▸ **Goal of the exercise**
All of the data below is to be copied again without changes.

Interface dataset entries:

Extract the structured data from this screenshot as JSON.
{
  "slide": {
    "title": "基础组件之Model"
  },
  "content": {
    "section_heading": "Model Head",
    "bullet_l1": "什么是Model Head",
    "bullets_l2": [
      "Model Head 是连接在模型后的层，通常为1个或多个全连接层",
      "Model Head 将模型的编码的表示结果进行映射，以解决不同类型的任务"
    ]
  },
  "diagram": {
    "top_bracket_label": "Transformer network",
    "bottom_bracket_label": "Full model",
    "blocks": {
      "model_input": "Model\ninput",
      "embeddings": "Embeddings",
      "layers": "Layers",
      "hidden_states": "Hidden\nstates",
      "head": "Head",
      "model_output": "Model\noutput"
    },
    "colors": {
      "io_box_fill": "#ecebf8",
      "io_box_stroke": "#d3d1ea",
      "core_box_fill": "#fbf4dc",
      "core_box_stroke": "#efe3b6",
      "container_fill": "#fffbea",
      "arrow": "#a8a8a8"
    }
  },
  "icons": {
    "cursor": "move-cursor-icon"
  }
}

▸ **Response for this exercise**
Extract the structured data from this screenshot as JSON.
{
  "slide": {
    "title": "基础组件之Model"
  },
  "content": {
    "section_heading": "Model Head",
    "bullet_l1": "什么是Model Head",
    "bullets_l2": [
      "Model Head 是连接在模型后的层，通常为1个或多个全连接层",
      "Model Head 将模型的编码的表示结果进行映射，以解决不同类型的任务"
    ]
  },
  "diagram": {
    "top_bracket_label": "Transformer network",
    "bottom_bracket_label": "Full model",
    "blocks": {
      "model_input": "Model\ninput",
      "embeddings": "Embeddings",
      "layers": "Layers",
      "hidden_states": "Hidden\nstates",
      "head": "Head",
      "model_output": "Model\noutput"
    },
    "colors": {
      "io_box_fill": "#ecebf8",
      "io_box_stroke": "#d3d1ea",
      "core_box_fill": "#fbf4dc",
      "core_box_stroke": "#efe3b6",
      "container_fill": "#fffbea",
      "arrow": "#a8a8a8"
    }
  },
  "icons": {
    "cursor": "move-cursor-icon"
  }
}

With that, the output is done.